In the 1988-89 drought, North Canterbury suffered badly and Rangiora dairy farmer and local politician Trevor Inch formed a committee to investigate irrigation, with delivery of water by the enhanced stock water race system. It took 10 years for company formation, fund raising and resource consents and from 1995, Murray’s father Roscoe Taggart was the chairman of the scheme committee. The $10 million scheme was officially opened in October 1999 and now includes 200 shareholders on 18,000ha of land capable of being irrigated. It has nearly 250km of irrigation race and water takes 48 hours to get from the intake at Browns Rock, on the north bank of the Waimakariri, about 3km downstream of the gorge bridge, to the furthest water user.

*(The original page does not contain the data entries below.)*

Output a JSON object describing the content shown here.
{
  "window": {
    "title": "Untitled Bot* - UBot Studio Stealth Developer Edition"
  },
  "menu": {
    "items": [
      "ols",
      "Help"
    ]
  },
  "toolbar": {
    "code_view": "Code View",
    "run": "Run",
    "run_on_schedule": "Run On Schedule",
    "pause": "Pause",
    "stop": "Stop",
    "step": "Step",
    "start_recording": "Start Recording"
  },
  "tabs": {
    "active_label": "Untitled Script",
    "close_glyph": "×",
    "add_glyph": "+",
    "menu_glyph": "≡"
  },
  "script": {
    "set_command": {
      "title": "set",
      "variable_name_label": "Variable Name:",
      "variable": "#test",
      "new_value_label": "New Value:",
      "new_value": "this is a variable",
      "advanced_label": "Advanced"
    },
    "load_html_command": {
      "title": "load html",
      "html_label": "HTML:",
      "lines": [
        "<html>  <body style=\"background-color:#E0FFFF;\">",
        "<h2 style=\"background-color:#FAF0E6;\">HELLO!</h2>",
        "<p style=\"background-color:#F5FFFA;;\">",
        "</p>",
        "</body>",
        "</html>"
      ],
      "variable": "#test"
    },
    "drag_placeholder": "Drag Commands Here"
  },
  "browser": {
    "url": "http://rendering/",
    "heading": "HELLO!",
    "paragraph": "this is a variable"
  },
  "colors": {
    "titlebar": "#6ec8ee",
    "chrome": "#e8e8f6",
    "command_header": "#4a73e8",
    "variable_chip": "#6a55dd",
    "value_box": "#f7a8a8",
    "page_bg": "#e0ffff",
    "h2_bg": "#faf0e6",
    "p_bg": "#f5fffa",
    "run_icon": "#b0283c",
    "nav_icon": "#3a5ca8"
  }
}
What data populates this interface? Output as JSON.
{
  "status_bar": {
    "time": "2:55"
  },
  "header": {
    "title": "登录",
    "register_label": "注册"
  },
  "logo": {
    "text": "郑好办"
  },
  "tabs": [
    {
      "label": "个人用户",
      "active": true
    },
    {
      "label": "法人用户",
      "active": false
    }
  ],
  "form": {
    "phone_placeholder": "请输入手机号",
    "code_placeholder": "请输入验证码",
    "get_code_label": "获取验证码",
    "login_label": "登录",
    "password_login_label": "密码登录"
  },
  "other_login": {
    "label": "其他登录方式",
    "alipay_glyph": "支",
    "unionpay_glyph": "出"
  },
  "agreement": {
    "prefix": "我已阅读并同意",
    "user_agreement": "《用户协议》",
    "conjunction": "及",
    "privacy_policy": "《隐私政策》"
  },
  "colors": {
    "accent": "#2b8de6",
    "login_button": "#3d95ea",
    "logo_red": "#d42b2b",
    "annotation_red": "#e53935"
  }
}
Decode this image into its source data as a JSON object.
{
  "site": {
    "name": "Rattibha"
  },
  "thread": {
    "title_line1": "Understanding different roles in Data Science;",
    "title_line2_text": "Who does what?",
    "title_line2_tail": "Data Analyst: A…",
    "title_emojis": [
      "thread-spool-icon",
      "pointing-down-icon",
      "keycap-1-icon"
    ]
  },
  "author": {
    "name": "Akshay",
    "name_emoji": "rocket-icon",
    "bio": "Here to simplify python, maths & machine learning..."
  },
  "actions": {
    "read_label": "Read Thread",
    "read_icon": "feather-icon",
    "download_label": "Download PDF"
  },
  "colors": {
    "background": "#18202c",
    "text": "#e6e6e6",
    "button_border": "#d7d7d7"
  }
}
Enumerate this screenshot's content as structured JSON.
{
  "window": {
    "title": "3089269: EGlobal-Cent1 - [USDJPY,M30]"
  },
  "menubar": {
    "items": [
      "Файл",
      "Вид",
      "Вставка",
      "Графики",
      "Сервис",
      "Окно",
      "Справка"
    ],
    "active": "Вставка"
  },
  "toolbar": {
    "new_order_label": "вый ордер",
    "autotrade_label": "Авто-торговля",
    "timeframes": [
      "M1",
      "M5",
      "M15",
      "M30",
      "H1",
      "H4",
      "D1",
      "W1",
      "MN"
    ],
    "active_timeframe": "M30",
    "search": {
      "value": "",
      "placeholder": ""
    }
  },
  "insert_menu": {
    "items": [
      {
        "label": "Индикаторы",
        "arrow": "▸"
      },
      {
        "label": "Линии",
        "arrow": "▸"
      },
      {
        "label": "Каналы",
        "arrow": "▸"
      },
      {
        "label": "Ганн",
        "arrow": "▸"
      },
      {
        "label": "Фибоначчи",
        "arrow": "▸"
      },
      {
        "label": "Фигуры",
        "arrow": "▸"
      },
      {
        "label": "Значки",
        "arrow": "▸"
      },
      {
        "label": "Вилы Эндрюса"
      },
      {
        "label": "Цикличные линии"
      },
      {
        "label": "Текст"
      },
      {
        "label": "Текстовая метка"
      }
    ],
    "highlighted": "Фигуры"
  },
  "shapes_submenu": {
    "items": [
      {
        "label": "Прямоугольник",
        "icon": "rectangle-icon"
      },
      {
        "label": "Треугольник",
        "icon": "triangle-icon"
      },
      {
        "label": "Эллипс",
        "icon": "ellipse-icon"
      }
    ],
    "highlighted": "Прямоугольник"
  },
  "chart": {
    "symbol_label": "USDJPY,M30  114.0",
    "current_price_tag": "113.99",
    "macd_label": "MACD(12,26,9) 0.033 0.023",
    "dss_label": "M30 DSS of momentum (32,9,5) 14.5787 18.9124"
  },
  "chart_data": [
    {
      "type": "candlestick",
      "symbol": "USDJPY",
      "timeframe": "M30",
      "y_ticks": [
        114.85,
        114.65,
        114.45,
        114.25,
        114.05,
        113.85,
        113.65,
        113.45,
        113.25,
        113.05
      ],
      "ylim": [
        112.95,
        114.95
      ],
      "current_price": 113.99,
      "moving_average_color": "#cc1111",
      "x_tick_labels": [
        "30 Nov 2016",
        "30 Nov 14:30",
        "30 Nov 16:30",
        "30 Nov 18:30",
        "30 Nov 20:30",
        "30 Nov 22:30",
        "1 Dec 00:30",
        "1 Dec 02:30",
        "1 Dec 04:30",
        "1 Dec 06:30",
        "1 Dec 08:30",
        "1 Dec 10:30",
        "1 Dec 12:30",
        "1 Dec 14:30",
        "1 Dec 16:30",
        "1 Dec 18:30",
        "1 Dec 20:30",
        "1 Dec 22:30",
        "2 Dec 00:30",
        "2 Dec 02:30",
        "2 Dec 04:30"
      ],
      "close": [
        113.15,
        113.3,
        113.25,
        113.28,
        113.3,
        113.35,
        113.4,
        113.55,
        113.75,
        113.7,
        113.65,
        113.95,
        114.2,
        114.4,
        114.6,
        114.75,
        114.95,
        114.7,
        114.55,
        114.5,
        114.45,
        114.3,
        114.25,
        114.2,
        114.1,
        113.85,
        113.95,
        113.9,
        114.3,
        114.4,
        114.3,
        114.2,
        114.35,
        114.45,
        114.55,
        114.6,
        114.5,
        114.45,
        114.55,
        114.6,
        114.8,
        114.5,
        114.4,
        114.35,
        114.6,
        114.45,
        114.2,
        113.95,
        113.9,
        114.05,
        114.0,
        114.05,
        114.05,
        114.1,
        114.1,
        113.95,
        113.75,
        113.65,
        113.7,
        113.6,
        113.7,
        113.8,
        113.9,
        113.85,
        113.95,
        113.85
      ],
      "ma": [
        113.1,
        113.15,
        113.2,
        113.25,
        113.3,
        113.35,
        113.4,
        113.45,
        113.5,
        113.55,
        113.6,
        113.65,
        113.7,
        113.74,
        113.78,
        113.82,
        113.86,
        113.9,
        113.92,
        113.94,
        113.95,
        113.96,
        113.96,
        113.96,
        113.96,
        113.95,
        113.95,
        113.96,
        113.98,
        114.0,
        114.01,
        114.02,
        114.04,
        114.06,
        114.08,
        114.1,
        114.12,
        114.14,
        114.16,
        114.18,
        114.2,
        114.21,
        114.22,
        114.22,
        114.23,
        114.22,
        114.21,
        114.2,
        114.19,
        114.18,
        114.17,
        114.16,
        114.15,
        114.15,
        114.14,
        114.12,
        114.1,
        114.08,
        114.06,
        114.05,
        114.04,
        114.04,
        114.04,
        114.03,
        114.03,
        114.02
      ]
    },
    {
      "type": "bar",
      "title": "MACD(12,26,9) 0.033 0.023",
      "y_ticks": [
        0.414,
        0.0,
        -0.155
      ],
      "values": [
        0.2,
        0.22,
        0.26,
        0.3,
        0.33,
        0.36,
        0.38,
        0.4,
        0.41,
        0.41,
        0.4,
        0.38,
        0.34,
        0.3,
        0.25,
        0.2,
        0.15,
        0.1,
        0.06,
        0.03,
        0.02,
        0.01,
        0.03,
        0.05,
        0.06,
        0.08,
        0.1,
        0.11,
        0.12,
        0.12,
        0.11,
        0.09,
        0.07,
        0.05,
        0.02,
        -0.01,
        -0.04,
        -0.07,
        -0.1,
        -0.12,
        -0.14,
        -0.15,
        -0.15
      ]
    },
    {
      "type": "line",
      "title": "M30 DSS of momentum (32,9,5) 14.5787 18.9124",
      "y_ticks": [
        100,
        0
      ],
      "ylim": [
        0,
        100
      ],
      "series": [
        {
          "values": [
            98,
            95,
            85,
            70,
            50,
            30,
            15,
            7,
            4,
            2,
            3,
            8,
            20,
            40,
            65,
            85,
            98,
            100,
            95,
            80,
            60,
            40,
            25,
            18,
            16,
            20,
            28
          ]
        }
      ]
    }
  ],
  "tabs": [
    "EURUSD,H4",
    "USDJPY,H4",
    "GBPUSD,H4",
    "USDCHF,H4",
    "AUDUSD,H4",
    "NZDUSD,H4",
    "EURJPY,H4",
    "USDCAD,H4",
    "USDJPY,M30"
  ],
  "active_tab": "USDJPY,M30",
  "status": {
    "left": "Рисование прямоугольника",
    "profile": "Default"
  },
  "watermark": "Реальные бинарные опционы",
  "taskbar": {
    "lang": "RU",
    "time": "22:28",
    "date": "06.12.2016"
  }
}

The main race goes south west to north east from Browns about 35km, to end in the Ashley River, crossing the Eyre and Cust rivers on the way.
Because of regular low flows in the river, the reliability of the scheme is unfortunately lower than the design worst of 66% in March. The Waikamariri scheme has consent to abstract 10.5 cumecs and the river mean flow is 126 cumecs. It has flows that can exceed 4000 cumecs and the lowest flow recorded is 25 cumecs.
For the Taggarts, irrigation water is sprayed with a number of machines, including three Valley linears, a Roto-Rainer, a boom and gun and they are also installing a centre-pivot irrigator.
The Taggarts bought Waimakariri Irrigation Ltd (WIL) shares for every hectare of the farm, although the farm has expanded with some un-irrigated land since. They looked seriously at dairying and the alternative of cropping, as they had some arable machinery, but Murray was more interested in meat and wool and the dairying lifestyle didn’t appeal. They now grow cereals, grass seed and white clover, and a wide variety of vegetable seeds. They have a narrow range of machinery and contract in any specialised requirements from South Pacific Seeds.
The livestock consists of 1800 ewes and replacements; and between 1500 and 2000 store lambs during winter and 400 beef steers.
Murray’s motivation for public service came from parental encouragement to contribute to the community and given his background, Murray felt he was best-suited outside the farm gate. More involvement led to frustration that meat and wool industries weren’t more commercial. He became heavily involved in producer board reform and the wind-up of the Wool Board. “If boards had to ask farmers for money instead of just taking it, they would be far more responsive to farmers’ needs,” he says.
The Meat Board transitioned into Beef + Lamb New Zealand and came under the Commodity Levies Act, eventually pulling out of generic promotion in export markets. Murray did two years as FFNZ meat and fibre chairman and then stood for the Alliance board, and was successful. He believed it would be a conflict of interest to have both jobs, so he retired from the federation. In 2007, when there was a meat price downturn, Murray and Alliance chairman John Turner were voted off the board.
He was voted onto the board of Ballance and still had a CRT directorship. He was asked in 2010 to reconsider standing for Alliance and his passion for co-operatives in the meat industry was re-ignited. “I felt I had skills and background that still had something to offer.” When former CEO and chairman Owen Poole retired in 2013, Murray was elected chairman. By the end of this year, when long-serving board members Doug Brown and Murray Donald retire, Murray will be the only Alliance director with more than four years experience. The board also has three independent directors, along with six farmer-directors.